This week we’re going to introduce something new to the community by offering an analysis of current research topics related to acupuncture. This research comes directly from the National Institute for Health’s database called PubMed (PubMed.gov). This database is updated constantly and is the world’s largest medical library. As acupuncture continues to be accepted and utilized, more and more high-quality research is performed and published through this system. We’re going to breakdown the information in these not-so-easy to read articles and present them in more relevant clinical applications. As patients or prospective patients (hi! I see you out there! 👋) it is important for you to understand that you are receiving evidence informed treatments and you yourself are given the opportunity to be more informed about acupuncture and how it works.
Research Roundup will be hosted by my guest author, Dr. Patrick Downie. He is a chiropractic physician and has been involved in the acupuncture education profession for over 15 years. He has taught for acupuncture colleges in Chicago, Illinois, Santa Monica, California and Sarasota, Florida. He has been a professor, department chair, and academic dean during his tenure. He currently teaches in a research-focused acupuncture doctoral program and consistently reviews the acupuncture literature. It is a great honor to have him writing for us outside of his normal academic setting, and bringing you up to speed on current research.
Acupuncture and Immunity
Of particular importance during these unusual times is the immune system. A robust immune system can defend the body against a variety of microorganisms such as bacteria and viruses. Modern lifestyle elements, such as stress, poor food choices, and lack of sleep, can impair the immune system’s ability to work at peak efficiency.
Dr. Rhoads has mentioned to you before that acupuncture can boost the immune system, but how can it do that?
A recent article published just this past April explored acupuncture’s effect on this very topic. Your immune system is complex and consists of many linked components. One very important aspect is the cells. There are many cells that work together to maintain an effective immune system. There are the B cells that produce antibodies and there are the T cells that play a role in surveillance and specifically killing target cells. While there are many types of T cells with differing functions, two, in particular, are worth noting. These are the helper T cells, usually denoted as T4 or CD 4 cells and the killer T cells, usually denoted as T8 or CD 8 cells. They work together to limit the spread of microorganisms, and their balance is critical, with too few or too many of either disrupting how well the system works. This particular article demonstrated that the study found that acupuncture can restore the CD 4/CD 8 ratio, improving the immune function of patients.

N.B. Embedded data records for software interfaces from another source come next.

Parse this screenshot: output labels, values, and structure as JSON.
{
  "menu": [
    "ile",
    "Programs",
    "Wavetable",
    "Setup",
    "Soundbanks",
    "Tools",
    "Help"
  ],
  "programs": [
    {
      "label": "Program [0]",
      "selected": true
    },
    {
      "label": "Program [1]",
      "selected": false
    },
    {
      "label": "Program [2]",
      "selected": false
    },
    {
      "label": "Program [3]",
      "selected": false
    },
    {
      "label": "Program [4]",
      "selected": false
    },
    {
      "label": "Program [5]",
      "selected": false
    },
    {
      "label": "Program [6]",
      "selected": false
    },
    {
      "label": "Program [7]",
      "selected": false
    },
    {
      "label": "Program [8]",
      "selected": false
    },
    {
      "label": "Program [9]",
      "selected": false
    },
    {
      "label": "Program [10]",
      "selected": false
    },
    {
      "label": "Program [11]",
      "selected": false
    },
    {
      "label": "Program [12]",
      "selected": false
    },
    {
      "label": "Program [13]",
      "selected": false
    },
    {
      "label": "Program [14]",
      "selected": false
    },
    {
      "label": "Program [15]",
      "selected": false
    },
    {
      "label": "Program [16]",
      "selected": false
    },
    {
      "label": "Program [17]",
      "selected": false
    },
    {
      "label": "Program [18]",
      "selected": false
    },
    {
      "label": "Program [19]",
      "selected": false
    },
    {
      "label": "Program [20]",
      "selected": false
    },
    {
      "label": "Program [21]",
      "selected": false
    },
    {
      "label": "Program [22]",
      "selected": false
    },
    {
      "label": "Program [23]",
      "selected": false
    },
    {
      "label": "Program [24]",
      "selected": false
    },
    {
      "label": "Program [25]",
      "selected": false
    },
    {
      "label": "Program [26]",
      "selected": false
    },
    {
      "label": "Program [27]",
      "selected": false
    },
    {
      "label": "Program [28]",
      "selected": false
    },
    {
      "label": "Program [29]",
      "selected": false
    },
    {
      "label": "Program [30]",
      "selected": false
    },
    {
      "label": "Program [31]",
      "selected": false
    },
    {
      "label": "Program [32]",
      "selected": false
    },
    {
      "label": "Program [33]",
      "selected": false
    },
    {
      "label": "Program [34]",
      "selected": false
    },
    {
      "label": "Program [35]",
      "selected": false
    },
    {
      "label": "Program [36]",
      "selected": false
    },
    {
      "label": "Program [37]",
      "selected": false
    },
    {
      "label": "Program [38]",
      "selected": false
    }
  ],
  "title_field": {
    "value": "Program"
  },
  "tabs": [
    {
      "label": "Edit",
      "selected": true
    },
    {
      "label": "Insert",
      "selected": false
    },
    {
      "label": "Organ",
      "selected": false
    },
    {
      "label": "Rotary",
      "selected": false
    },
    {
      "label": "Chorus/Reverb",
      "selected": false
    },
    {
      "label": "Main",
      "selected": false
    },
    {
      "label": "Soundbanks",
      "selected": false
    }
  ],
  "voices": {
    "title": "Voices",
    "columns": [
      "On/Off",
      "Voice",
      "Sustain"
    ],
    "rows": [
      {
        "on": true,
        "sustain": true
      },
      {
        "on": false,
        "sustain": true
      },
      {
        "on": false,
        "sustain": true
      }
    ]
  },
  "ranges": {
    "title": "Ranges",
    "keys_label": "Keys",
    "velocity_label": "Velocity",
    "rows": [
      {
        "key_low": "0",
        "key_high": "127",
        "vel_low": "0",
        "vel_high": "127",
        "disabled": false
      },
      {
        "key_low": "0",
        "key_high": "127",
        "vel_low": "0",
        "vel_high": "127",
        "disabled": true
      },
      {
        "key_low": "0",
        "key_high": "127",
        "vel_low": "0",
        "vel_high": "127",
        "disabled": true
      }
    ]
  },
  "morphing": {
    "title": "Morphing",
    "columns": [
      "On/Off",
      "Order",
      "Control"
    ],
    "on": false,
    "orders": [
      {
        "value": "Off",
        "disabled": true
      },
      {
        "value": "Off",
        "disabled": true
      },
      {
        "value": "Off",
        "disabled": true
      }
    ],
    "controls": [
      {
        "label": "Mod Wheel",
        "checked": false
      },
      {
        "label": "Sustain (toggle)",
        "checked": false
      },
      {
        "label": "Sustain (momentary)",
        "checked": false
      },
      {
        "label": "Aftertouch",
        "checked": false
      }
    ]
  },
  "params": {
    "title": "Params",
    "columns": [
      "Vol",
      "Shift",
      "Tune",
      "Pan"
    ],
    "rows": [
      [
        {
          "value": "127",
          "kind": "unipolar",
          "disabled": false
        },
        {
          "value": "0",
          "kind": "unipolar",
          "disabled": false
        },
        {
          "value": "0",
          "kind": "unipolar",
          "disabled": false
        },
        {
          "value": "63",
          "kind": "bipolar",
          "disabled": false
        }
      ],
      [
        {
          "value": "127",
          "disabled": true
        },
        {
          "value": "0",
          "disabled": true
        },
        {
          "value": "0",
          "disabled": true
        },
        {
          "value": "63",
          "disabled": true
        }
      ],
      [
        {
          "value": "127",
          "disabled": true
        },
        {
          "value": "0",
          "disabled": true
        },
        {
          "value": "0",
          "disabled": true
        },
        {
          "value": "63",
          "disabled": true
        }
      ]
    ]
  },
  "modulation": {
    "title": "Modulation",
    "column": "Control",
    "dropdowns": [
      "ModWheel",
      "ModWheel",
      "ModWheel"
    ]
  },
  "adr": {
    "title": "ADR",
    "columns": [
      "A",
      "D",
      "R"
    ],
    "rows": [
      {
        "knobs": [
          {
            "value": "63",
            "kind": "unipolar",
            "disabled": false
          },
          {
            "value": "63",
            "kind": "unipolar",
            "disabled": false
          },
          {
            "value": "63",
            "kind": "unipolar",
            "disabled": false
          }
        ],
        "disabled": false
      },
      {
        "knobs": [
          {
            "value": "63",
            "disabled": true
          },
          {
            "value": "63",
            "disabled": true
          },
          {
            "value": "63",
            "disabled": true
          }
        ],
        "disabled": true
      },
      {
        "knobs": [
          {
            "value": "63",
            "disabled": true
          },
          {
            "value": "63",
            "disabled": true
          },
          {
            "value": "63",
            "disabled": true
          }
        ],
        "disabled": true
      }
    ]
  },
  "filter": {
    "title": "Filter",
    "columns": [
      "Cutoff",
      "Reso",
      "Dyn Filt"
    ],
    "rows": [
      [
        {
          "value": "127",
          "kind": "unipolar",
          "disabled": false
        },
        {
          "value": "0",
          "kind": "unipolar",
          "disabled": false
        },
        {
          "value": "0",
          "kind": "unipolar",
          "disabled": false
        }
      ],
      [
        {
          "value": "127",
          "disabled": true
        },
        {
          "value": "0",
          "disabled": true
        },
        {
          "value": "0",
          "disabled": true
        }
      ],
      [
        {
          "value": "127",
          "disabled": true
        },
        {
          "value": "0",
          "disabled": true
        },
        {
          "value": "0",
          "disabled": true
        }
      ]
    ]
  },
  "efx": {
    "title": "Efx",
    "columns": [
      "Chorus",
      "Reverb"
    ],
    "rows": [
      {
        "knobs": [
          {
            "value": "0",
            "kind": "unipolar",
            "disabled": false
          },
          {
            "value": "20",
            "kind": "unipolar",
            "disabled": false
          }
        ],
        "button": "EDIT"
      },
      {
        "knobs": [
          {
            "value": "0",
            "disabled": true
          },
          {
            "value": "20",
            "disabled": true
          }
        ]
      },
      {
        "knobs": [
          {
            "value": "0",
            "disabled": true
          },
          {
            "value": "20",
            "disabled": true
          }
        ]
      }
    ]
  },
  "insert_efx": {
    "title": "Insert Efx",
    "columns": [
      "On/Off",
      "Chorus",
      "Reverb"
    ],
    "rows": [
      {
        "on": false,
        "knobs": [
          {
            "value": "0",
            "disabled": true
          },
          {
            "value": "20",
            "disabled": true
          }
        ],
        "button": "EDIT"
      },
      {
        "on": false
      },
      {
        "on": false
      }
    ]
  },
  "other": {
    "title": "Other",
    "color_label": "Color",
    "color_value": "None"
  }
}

The study was focused on patients with chronic obstructive pulmonary disease (COPD), which includes emphysema and chronic bronchitis, but the study is applicable in the current environment of COVID-19.
While this is just one article, it does demonstrate two things; that acupuncture does have a developing research basis, and that acupuncture works by directly affecting the body’s existing cells and systems. As with any exploration into how something works, more information from continued research is required. Acupuncture works, there is no doubt there. How it works is supported by the increasing body of evidence that the research is showing.
We hoped that you enjoyed your introduction to Rhoads to Health Research Roundup. More reviews will be posted in the coming weeks and months.